WA election: McGowan must deal with MPs’ union ties

The Australian, March 13, 2017

Former trade union officials and MPs with close ties to powerful unions– will be a force in the new West Australian cabinet, but premier-elect Mark McGowan is also under pressure to give a senior portfolio to longtime union antagonist Alannah MacTiernan.

Ms MacTiernan — the former federal member for Perth, who has lobbied for years to reduce the influence of union leaders inside her party — has made it known she is interested in becoming energy minister in the new state Labor government.

Faction leaders appreciate her track record as a minister in the Gallop and Carpenter state Labor governments, including that as infrast–ructure minister she completed– the Perth to Mandurah rail line on time and on budget.

But the dilemma of how to divide– portfolios among union-backed MPs is understood to be a looming dilemma for Mr Mc–Gowan, a former naval lawyer who is not aligned to a union faction.

“We will have 17 cabinet positions because that’s the maximum allowed under the constitution,” he said yesterday. Ten of Mr McGowan’s 20 shadow– ministers had a significant trade union background. Three more were closely allied to union powerbrokers.

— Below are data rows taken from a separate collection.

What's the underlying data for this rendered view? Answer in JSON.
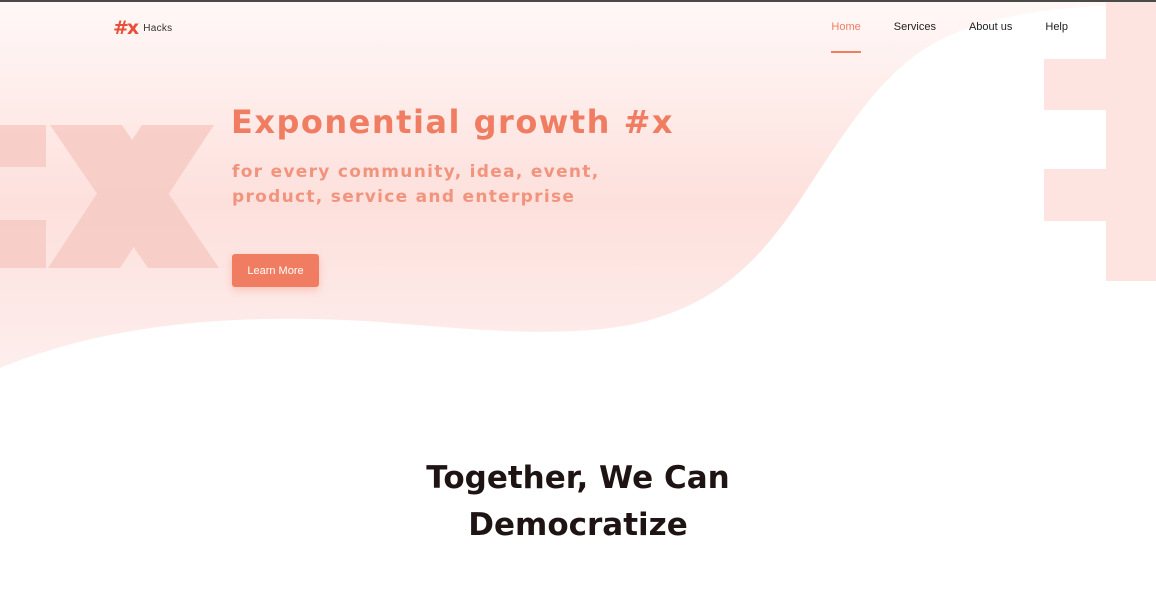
{
  "brand": {
    "logo_mark": "#x",
    "name": "Hacks",
    "accent": "#f07d61",
    "logo_color": "#e8503a"
  },
  "nav": {
    "items": [
      {
        "label": "Home",
        "active": true
      },
      {
        "label": "Services",
        "active": false
      },
      {
        "label": "About us",
        "active": false
      },
      {
        "label": "Help",
        "active": false
      }
    ]
  },
  "hero": {
    "title": "Exponential growth #x",
    "subtitle": "for every community, idea, event, product, service and enterprise",
    "cta_label": "Learn More"
  },
  "section": {
    "title_line1": "Together, We Can",
    "title_line2": "Democratize"
  }
}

The former union officials in West Australian Labor’s shadow ministry included– education spokeswoman Sue Ellery, industrial relations spokeswoman Kate Doust, water spokesman Dave Kelly, community services spokeswoman Simone McGurk, police spokeswoman Michelle Roberts and racing and gaming spokesman Mick Murray.

Labor’s health spokesman Roger Cook, who is expected to be made deputy premier this week, was once national president of the National– Union of Students and is close to left-wing union United Voice.

In opposition, the energy portfolio has been held for the past five years by former shopworkers union official Bill Johnston. He spoke in favour of a 50 per cent renewa–bles target at an energy conference last year, creating a campaign headache for WA Labor, which was forced to abandon plans to announce a target.

However, union backgrounds are not typical among the estimated 20 new Labor MPs who will take their seats in the lower house, where Labor could hold 40 out of 59 seats when counting finishes.

There are two former union officia–ls among those Labor candid–ates whose wins are considered certain; state secretary of the Australian Workers Union Stephen– Price in the seat of Forrestfield, on Perth’s eastern fringe; and Amber-Jade Sanderson, former assistant state secretary of United Voice, who has won Morley– in Perth’s northeast.

Labor’s ranks will now include a former war crimes investigator in Bosnia (Barry Urban in Bunbury), a former personal trainer turned small business owner (Lisa O’Malley in Bicton), two former journalists (John Carey in Perth and Reece Whitby in Baldivis), a school teacher (Sabine Winton in Wanneroo) and a high school principal (Matthew Hughes in Kalamunda–)